Efforts to identify the causes of autism spectrum disorders have highlighted the importance of both genetics and environment, but the lack of human models for many of these disorders limits researchers' attempts to understand the mechanisms of disease and to develop new treatments. Induced pluripotent stem cells offer the opportunity to study specific genetic and environmental risk factors, but the heterogeneity of donor genetics may obscure important findings. Diseases associated with unusually high rates of autism, such as SCN2A syndromes, provide an opportunity to study specific mutations with high effect sizes in a human genetic context and may reveal biological insights applicable to more common forms of autism. Loss-of-function mutations in the SCN2A gene, which encodes the voltage-gated sodium channel NaV1.2, are associated with autism rates up to 50%. Here, we review the findings from experimental models of SCN2A syndromes, including mouse and human cell studies, highlighting the potential role for patient-derived induced pluripotent stem cell technology to identify the molecular and cellular substrates of autism.

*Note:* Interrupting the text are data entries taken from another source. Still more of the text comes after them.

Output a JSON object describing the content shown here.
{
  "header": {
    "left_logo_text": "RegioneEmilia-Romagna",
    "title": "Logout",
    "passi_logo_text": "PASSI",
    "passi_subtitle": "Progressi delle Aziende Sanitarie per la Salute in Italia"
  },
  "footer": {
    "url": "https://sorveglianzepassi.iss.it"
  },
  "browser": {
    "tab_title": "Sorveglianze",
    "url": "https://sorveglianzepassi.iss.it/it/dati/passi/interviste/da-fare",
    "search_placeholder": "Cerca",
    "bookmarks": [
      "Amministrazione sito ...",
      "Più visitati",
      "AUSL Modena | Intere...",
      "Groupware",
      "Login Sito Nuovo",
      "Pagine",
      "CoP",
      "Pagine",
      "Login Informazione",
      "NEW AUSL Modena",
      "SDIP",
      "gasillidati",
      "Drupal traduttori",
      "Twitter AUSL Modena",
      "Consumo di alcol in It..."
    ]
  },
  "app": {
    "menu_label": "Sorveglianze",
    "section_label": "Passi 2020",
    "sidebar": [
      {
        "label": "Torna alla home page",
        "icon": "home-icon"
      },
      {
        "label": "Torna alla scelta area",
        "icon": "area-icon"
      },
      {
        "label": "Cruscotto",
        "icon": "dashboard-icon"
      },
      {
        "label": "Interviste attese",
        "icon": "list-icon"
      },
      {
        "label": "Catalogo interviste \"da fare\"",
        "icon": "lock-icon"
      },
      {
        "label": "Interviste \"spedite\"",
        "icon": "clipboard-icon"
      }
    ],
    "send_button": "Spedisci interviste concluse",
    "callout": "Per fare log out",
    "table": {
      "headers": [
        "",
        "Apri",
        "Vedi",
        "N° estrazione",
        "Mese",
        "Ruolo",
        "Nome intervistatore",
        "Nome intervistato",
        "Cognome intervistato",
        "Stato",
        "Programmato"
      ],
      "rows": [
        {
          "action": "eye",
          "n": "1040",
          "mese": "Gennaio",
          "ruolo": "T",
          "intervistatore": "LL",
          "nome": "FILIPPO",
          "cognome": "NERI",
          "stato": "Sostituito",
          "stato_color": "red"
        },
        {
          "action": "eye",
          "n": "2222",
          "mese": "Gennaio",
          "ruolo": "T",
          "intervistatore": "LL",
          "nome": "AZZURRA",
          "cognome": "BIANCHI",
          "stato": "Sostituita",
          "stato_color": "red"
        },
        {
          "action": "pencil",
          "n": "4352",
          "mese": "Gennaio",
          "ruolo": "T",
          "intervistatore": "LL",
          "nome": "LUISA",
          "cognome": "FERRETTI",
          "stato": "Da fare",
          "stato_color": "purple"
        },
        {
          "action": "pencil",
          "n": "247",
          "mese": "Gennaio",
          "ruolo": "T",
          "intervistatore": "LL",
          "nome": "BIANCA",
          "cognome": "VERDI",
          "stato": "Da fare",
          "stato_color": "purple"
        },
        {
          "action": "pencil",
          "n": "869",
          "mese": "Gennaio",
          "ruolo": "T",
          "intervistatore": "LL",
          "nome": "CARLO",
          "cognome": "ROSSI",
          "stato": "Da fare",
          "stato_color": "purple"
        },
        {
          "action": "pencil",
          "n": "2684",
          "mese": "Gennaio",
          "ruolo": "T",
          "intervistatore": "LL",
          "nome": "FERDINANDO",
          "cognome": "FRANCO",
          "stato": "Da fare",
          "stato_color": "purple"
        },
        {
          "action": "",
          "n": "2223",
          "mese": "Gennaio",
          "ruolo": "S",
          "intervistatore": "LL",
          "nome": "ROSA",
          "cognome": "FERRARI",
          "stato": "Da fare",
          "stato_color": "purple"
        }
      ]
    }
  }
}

Keywords: Autism spectrum disorder; Cell model; Induced pluripotent stem cell; NaV1.2; Organoid; SCN2A; SCN2A syndrome; Sodium channel.